Gallium has 39 neutrons, which is determined by subtracting its atomic number (31) from its atomic weight (70). It also has 31 electrons and 31 protons. Three of gallium's electrons are in its outermost shell and have the ability to be lost or shared.
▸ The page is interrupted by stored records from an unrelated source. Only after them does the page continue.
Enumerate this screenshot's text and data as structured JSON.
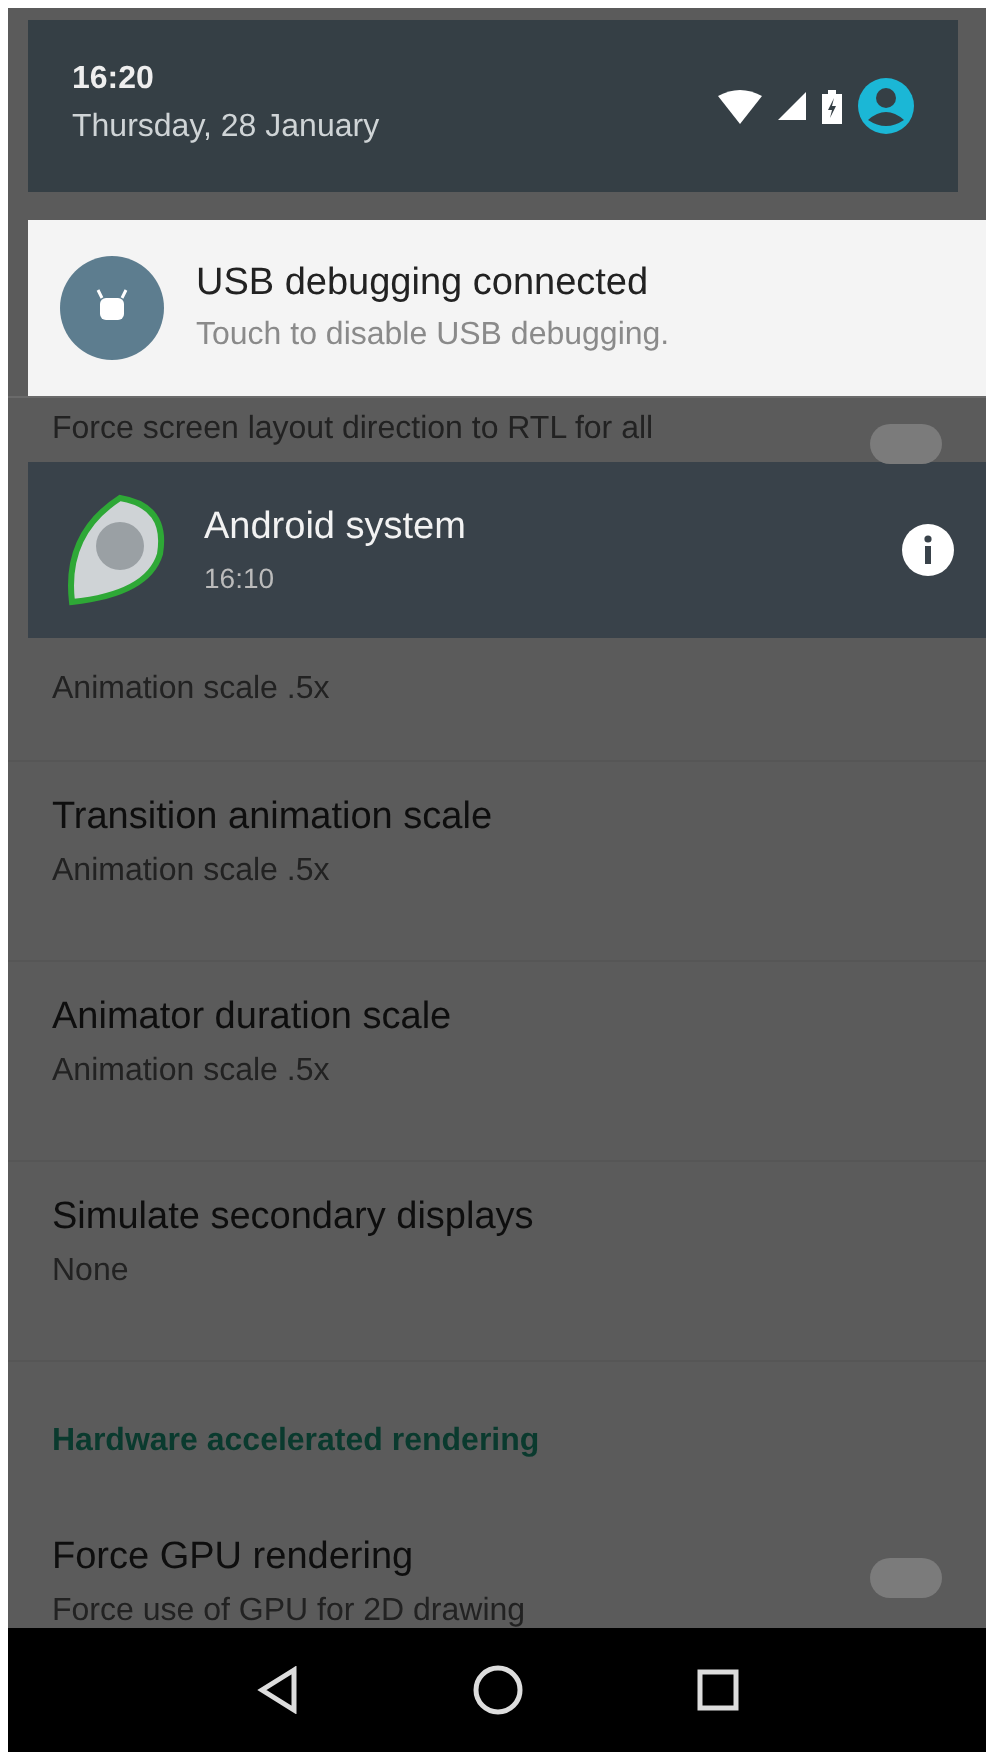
{
  "status_header": {
    "time": "16:20",
    "date": "Thursday, 28 January"
  },
  "notifications": [
    {
      "kind": "light",
      "title": "USB debugging connected",
      "text": "Touch to disable USB debugging."
    },
    {
      "kind": "dark",
      "title": "Android system",
      "text": "16:10"
    }
  ],
  "settings": [
    {
      "kind": "strip",
      "subtitle": "Force screen layout direction to RTL for all",
      "checked": false
    },
    {
      "kind": "row",
      "subtitle": "Animation scale .5x"
    },
    {
      "kind": "row",
      "title": "Transition animation scale",
      "subtitle": "Animation scale .5x"
    },
    {
      "kind": "row",
      "title": "Animator duration scale",
      "subtitle": "Animation scale .5x"
    },
    {
      "kind": "row",
      "title": "Simulate secondary displays",
      "subtitle": "None"
    },
    {
      "kind": "header",
      "title": "Hardware accelerated rendering"
    },
    {
      "kind": "row",
      "title": "Force GPU rendering",
      "subtitle": "Force use of GPU for 2D drawing",
      "checked": false
    }
  ]
}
Gallium was first isolated in 1875 by Paul-Émile Lecoq de Boisbaudran, though its existence was first suggested by Dmitri Mendeleyev. It was named after Gallia, which is the Latin name for France. Gallium is a metal that can melt at levels near room temperature. It is used in as the measuring device in high temperature thermometers. Gallium is also used in the production of semiconductors.